Segment Start: Given entries

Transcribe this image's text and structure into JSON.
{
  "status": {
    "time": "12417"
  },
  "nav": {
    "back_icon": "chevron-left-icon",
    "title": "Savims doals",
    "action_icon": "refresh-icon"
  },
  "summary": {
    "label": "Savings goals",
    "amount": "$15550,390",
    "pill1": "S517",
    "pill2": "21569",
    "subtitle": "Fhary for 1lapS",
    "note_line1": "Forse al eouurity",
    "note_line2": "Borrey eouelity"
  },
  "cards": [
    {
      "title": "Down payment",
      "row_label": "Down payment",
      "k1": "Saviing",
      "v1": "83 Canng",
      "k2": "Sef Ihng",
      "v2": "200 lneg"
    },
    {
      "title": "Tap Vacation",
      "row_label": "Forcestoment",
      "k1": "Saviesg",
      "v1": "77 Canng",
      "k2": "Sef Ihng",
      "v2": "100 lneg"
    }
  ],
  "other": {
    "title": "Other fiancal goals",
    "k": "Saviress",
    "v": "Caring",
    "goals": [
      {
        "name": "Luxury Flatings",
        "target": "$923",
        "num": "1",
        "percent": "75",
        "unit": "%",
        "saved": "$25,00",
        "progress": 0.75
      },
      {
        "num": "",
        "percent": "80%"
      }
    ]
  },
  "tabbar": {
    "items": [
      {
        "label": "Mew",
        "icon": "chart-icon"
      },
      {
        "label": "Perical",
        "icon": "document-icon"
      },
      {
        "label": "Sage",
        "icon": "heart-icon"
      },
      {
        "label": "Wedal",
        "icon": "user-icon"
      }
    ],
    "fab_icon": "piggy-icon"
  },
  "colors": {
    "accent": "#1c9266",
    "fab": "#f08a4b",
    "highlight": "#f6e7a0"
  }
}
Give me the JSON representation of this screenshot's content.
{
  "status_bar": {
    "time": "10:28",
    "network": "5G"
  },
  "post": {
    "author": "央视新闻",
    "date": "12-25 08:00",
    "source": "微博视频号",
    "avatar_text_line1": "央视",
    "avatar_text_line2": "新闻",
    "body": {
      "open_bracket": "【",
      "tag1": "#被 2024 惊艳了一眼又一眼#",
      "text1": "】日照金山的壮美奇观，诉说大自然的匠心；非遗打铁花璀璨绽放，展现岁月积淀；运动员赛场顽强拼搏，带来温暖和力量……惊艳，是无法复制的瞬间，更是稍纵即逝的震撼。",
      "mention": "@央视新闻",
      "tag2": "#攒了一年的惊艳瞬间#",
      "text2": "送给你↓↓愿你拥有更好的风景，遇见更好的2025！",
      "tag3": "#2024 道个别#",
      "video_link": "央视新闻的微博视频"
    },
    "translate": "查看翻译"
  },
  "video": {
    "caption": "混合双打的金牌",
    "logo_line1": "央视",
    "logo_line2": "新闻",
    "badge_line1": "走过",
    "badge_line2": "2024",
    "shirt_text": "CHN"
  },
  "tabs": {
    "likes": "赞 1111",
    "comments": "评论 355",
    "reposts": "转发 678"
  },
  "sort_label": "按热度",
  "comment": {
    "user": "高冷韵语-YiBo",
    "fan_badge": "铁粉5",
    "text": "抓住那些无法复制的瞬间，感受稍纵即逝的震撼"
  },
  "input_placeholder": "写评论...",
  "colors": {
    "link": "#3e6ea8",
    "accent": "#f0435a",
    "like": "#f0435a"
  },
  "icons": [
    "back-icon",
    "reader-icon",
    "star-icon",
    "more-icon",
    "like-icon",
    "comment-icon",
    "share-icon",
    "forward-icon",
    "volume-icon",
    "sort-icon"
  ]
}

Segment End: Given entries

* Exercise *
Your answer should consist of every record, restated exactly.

* Written answer *
Transcribe this image's text and structure into JSON.
{
  "status": {
    "time": "12417"
  },
  "nav": {
    "back_icon": "chevron-left-icon",
    "title": "Savims doals",
    "action_icon": "refresh-icon"
  },
  "summary": {
    "label": "Savings goals",
    "amount": "$15550,390",
    "pill1": "S517",
    "pill2": "21569",
    "subtitle": "Fhary for 1lapS",
    "note_line1": "Forse al eouurity",
    "note_line2": "Borrey eouelity"
  },
  "cards": [
    {
      "title": "Down payment",
      "row_label": "Down payment",
      "k1": "Saviing",
      "v1": "83 Canng",
      "k2": "Sef Ihng",
      "v2": "200 lneg"
    },
    {
      "title": "Tap Vacation",
      "row_label": "Forcestoment",
      "k1": "Saviesg",
      "v1": "77 Canng",
      "k2": "Sef Ihng",
      "v2": "100 lneg"
    }
  ],
  "other": {
    "title": "Other fiancal goals",
    "k": "Saviress",
    "v": "Caring",
    "goals": [
      {
        "name": "Luxury Flatings",
        "target": "$923",
        "num": "1",
        "percent": "75",
        "unit": "%",
        "saved": "$25,00",
        "progress": 0.75
      },
      {
        "num": "",
        "percent": "80%"
      }
    ]
  },
  "tabbar": {
    "items": [
      {
        "label": "Mew",
        "icon": "chart-icon"
      },
      {
        "label": "Perical",
        "icon": "document-icon"
      },
      {
        "label": "Sage",
        "icon": "heart-icon"
      },
      {
        "label": "Wedal",
        "icon": "user-icon"
      }
    ],
    "fab_icon": "piggy-icon"
  },
  "colors": {
    "accent": "#1c9266",
    "fab": "#f08a4b",
    "highlight": "#f6e7a0"
  }
}
Give me the JSON representation of this screenshot's content.
{
  "status_bar": {
    "time": "10:28",
    "network": "5G"
  },
  "post": {
    "author": "央视新闻",
    "date": "12-25 08:00",
    "source": "微博视频号",
    "avatar_text_line1": "央视",
    "avatar_text_line2": "新闻",
    "body": {
      "open_bracket": "【",
      "tag1": "#被 2024 惊艳了一眼又一眼#",
      "text1": "】日照金山的壮美奇观，诉说大自然的匠心；非遗打铁花璀璨绽放，展现岁月积淀；运动员赛场顽强拼搏，带来温暖和力量……惊艳，是无法复制的瞬间，更是稍纵即逝的震撼。",
      "mention": "@央视新闻",
      "tag2": "#攒了一年的惊艳瞬间#",
      "text2": "送给你↓↓愿你拥有更好的风景，遇见更好的2025！",
      "tag3": "#2024 道个别#",
      "video_link": "央视新闻的微博视频"
    },
    "translate": "查看翻译"
  },
  "video": {
    "caption": "混合双打的金牌",
    "logo_line1": "央视",
    "logo_line2": "新闻",
    "badge_line1": "走过",
    "badge_line2": "2024",
    "shirt_text": "CHN"
  },
  "tabs": {
    "likes": "赞 1111",
    "comments": "评论 355",
    "reposts": "转发 678"
  },
  "sort_label": "按热度",
  "comment": {
    "user": "高冷韵语-YiBo",
    "fan_badge": "铁粉5",
    "text": "抓住那些无法复制的瞬间，感受稍纵即逝的震撼"
  },
  "input_placeholder": "写评论...",
  "colors": {
    "link": "#3e6ea8",
    "accent": "#f0435a",
    "like": "#f0435a"
  },
  "icons": [
    "back-icon",
    "reader-icon",
    "star-icon",
    "more-icon",
    "like-icon",
    "comment-icon",
    "share-icon",
    "forward-icon",
    "volume-icon",
    "sort-icon"
  ]
}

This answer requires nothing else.